- Problem statement
The entries below are to be retyped exactly. Preserve every word.

- Source information
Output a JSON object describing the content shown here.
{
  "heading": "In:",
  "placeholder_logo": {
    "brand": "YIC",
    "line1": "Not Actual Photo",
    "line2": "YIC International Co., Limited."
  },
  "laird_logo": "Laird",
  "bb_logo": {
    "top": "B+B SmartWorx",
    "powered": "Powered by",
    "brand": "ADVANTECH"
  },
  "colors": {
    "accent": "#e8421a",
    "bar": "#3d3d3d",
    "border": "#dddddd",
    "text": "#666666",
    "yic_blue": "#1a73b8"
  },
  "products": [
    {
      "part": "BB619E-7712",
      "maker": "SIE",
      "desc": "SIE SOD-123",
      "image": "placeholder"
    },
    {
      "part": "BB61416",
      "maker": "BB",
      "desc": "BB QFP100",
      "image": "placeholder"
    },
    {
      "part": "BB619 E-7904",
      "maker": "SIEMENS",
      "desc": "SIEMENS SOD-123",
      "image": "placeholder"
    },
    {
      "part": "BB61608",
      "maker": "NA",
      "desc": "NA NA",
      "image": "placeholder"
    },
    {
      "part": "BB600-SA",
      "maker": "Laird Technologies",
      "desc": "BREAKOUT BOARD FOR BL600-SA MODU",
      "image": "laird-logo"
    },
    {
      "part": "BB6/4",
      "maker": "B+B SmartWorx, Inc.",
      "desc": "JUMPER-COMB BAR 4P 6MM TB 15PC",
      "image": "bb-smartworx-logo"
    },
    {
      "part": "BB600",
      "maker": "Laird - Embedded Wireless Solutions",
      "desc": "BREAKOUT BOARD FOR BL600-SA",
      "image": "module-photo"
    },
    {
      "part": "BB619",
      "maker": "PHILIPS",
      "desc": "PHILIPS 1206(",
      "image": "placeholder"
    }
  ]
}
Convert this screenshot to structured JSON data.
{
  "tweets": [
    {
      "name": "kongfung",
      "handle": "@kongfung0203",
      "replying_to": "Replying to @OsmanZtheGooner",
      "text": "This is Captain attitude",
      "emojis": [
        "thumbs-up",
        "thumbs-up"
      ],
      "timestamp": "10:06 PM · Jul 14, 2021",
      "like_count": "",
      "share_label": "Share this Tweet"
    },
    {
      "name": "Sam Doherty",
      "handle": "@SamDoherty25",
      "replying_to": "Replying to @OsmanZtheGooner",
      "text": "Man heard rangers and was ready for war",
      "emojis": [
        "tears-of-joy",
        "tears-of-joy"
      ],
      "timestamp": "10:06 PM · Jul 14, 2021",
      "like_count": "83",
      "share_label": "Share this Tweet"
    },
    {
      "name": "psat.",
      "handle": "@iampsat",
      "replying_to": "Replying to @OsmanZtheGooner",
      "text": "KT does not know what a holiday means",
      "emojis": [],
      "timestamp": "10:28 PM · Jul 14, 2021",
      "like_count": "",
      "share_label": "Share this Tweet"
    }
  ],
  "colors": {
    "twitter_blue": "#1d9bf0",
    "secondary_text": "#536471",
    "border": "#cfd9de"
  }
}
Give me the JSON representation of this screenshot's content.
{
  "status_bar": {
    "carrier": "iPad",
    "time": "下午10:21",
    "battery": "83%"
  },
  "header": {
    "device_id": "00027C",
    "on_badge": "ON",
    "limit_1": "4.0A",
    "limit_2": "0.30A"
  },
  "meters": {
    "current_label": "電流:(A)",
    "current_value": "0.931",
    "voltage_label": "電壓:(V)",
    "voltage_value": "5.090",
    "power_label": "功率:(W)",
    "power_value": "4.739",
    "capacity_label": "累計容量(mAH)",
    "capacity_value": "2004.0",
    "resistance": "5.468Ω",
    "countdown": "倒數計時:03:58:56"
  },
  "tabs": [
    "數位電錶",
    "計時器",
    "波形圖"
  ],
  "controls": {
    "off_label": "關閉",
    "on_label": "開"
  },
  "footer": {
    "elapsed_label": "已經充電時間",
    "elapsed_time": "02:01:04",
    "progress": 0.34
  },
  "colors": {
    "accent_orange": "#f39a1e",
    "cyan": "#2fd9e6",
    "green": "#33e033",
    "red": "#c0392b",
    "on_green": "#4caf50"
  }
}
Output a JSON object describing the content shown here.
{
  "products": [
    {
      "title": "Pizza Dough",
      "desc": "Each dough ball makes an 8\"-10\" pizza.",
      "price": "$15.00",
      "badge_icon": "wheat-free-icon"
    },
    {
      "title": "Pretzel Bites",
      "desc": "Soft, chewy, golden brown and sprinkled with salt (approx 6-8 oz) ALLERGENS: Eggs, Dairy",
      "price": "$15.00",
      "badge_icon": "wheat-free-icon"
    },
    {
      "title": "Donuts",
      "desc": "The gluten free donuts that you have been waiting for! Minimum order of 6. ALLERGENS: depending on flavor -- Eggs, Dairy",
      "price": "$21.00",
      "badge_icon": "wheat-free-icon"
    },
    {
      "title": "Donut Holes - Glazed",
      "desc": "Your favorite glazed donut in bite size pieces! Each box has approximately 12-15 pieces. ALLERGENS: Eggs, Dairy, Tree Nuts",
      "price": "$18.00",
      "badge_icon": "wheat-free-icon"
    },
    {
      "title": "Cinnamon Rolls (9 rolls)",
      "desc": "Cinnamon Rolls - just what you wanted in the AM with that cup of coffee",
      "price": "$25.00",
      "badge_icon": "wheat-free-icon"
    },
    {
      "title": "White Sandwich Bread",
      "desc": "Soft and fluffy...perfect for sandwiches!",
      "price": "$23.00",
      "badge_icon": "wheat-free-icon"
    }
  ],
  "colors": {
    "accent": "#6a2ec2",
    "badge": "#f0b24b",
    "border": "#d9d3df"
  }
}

- Problem solution
Output a JSON object describing the content shown here.
{
  "heading": "In:",
  "placeholder_logo": {
    "brand": "YIC",
    "line1": "Not Actual Photo",
    "line2": "YIC International Co., Limited."
  },
  "laird_logo": "Laird",
  "bb_logo": {
    "top": "B+B SmartWorx",
    "powered": "Powered by",
    "brand": "ADVANTECH"
  },
  "colors": {
    "accent": "#e8421a",
    "bar": "#3d3d3d",
    "border": "#dddddd",
    "text": "#666666",
    "yic_blue": "#1a73b8"
  },
  "products": [
    {
      "part": "BB619E-7712",
      "maker": "SIE",
      "desc": "SIE SOD-123",
      "image": "placeholder"
    },
    {
      "part": "BB61416",
      "maker": "BB",
      "desc": "BB QFP100",
      "image": "placeholder"
    },
    {
      "part": "BB619 E-7904",
      "maker": "SIEMENS",
      "desc": "SIEMENS SOD-123",
      "image": "placeholder"
    },
    {
      "part": "BB61608",
      "maker": "NA",
      "desc": "NA NA",
      "image": "placeholder"
    },
    {
      "part": "BB600-SA",
      "maker": "Laird Technologies",
      "desc": "BREAKOUT BOARD FOR BL600-SA MODU",
      "image": "laird-logo"
    },
    {
      "part": "BB6/4",
      "maker": "B+B SmartWorx, Inc.",
      "desc": "JUMPER-COMB BAR 4P 6MM TB 15PC",
      "image": "bb-smartworx-logo"
    },
    {
      "part": "BB600",
      "maker": "Laird - Embedded Wireless Solutions",
      "desc": "BREAKOUT BOARD FOR BL600-SA",
      "image": "module-photo"
    },
    {
      "part": "BB619",
      "maker": "PHILIPS",
      "desc": "PHILIPS 1206(",
      "image": "placeholder"
    }
  ]
}
Convert this screenshot to structured JSON data.
{
  "tweets": [
    {
      "name": "kongfung",
      "handle": "@kongfung0203",
      "replying_to": "Replying to @OsmanZtheGooner",
      "text": "This is Captain attitude",
      "emojis": [
        "thumbs-up",
        "thumbs-up"
      ],
      "timestamp": "10:06 PM · Jul 14, 2021",
      "like_count": "",
      "share_label": "Share this Tweet"
    },
    {
      "name": "Sam Doherty",
      "handle": "@SamDoherty25",
      "replying_to": "Replying to @OsmanZtheGooner",
      "text": "Man heard rangers and was ready for war",
      "emojis": [
        "tears-of-joy",
        "tears-of-joy"
      ],
      "timestamp": "10:06 PM · Jul 14, 2021",
      "like_count": "83",
      "share_label": "Share this Tweet"
    },
    {
      "name": "psat.",
      "handle": "@iampsat",
      "replying_to": "Replying to @OsmanZtheGooner",
      "text": "KT does not know what a holiday means",
      "emojis": [],
      "timestamp": "10:28 PM · Jul 14, 2021",
      "like_count": "",
      "share_label": "Share this Tweet"
    }
  ],
  "colors": {
    "twitter_blue": "#1d9bf0",
    "secondary_text": "#536471",
    "border": "#cfd9de"
  }
}
Give me the JSON representation of this screenshot's content.
{
  "status_bar": {
    "carrier": "iPad",
    "time": "下午10:21",
    "battery": "83%"
  },
  "header": {
    "device_id": "00027C",
    "on_badge": "ON",
    "limit_1": "4.0A",
    "limit_2": "0.30A"
  },
  "meters": {
    "current_label": "電流:(A)",
    "current_value": "0.931",
    "voltage_label": "電壓:(V)",
    "voltage_value": "5.090",
    "power_label": "功率:(W)",
    "power_value": "4.739",
    "capacity_label": "累計容量(mAH)",
    "capacity_value": "2004.0",
    "resistance": "5.468Ω",
    "countdown": "倒數計時:03:58:56"
  },
  "tabs": [
    "數位電錶",
    "計時器",
    "波形圖"
  ],
  "controls": {
    "off_label": "關閉",
    "on_label": "開"
  },
  "footer": {
    "elapsed_label": "已經充電時間",
    "elapsed_time": "02:01:04",
    "progress": 0.34
  },
  "colors": {
    "accent_orange": "#f39a1e",
    "cyan": "#2fd9e6",
    "green": "#33e033",
    "red": "#c0392b",
    "on_green": "#4caf50"
  }
}
Output a JSON object describing the content shown here.
{
  "products": [
    {
      "title": "Pizza Dough",
      "desc": "Each dough ball makes an 8\"-10\" pizza.",
      "price": "$15.00",
      "badge_icon": "wheat-free-icon"
    },
    {
      "title": "Pretzel Bites",
      "desc": "Soft, chewy, golden brown and sprinkled with salt (approx 6-8 oz) ALLERGENS: Eggs, Dairy",
      "price": "$15.00",
      "badge_icon": "wheat-free-icon"
    },
    {
      "title": "Donuts",
      "desc": "The gluten free donuts that you have been waiting for! Minimum order of 6. ALLERGENS: depending on flavor -- Eggs, Dairy",
      "price": "$21.00",
      "badge_icon": "wheat-free-icon"
    },
    {
      "title": "Donut Holes - Glazed",
      "desc": "Your favorite glazed donut in bite size pieces! Each box has approximately 12-15 pieces. ALLERGENS: Eggs, Dairy, Tree Nuts",
      "price": "$18.00",
      "badge_icon": "wheat-free-icon"
    },
    {
      "title": "Cinnamon Rolls (9 rolls)",
      "desc": "Cinnamon Rolls - just what you wanted in the AM with that cup of coffee",
      "price": "$25.00",
      "badge_icon": "wheat-free-icon"
    },
    {
      "title": "White Sandwich Bread",
      "desc": "Soft and fluffy...perfect for sandwiches!",
      "price": "$23.00",
      "badge_icon": "wheat-free-icon"
    }
  ],
  "colors": {
    "accent": "#6a2ec2",
    "badge": "#f0b24b",
    "border": "#d9d3df"
  }
}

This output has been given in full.